(Dataset records):

- Opening Delimiter -

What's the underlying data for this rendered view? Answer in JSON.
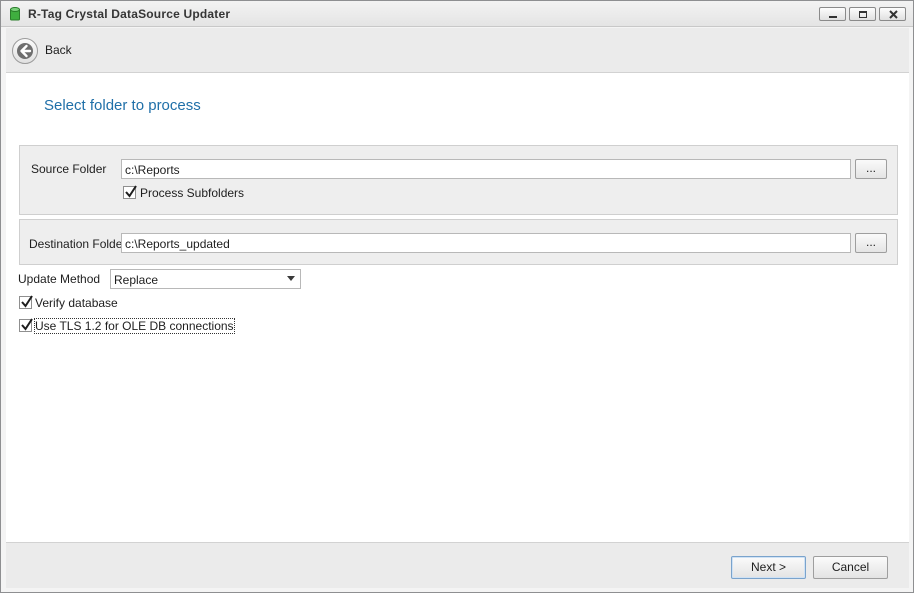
{
  "window": {
    "title": "R-Tag Crystal DataSource Updater",
    "icon": "database-icon",
    "controls": [
      "minimize-icon",
      "maximize-icon",
      "close-icon"
    ]
  },
  "nav": {
    "back_label": "Back"
  },
  "page": {
    "heading": "Select folder to process"
  },
  "source": {
    "label": "Source Folder",
    "value": "c:\\Reports",
    "browse_label": "...",
    "subfolders_label": "Process Subfolders",
    "subfolders_checked": true
  },
  "destination": {
    "label": "Destination Folder",
    "value": "c:\\Reports_updated",
    "browse_label": "..."
  },
  "update_method": {
    "label": "Update Method",
    "selected": "Replace"
  },
  "options": {
    "verify_label": "Verify database",
    "verify_checked": true,
    "tls_label": "Use TLS 1.2 for OLE DB connections",
    "tls_checked": true
  },
  "footer": {
    "next_label": "Next >",
    "cancel_label": "Cancel"
  },
  "colors": {
    "heading": "#1f6fa8",
    "panel": "#eeeeee",
    "chrome": "#ebebeb"
  }
}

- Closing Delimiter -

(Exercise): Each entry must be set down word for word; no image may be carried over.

(Reply to the task):
What's the underlying data for this rendered view? Answer in JSON.
{
  "window": {
    "title": "R-Tag Crystal DataSource Updater",
    "icon": "database-icon",
    "controls": [
      "minimize-icon",
      "maximize-icon",
      "close-icon"
    ]
  },
  "nav": {
    "back_label": "Back"
  },
  "page": {
    "heading": "Select folder to process"
  },
  "source": {
    "label": "Source Folder",
    "value": "c:\\Reports",
    "browse_label": "...",
    "subfolders_label": "Process Subfolders",
    "subfolders_checked": true
  },
  "destination": {
    "label": "Destination Folder",
    "value": "c:\\Reports_updated",
    "browse_label": "..."
  },
  "update_method": {
    "label": "Update Method",
    "selected": "Replace"
  },
  "options": {
    "verify_label": "Verify database",
    "verify_checked": true,
    "tls_label": "Use TLS 1.2 for OLE DB connections",
    "tls_checked": true
  },
  "footer": {
    "next_label": "Next >",
    "cancel_label": "Cancel"
  },
  "colors": {
    "heading": "#1f6fa8",
    "panel": "#eeeeee",
    "chrome": "#ebebeb"
  }
}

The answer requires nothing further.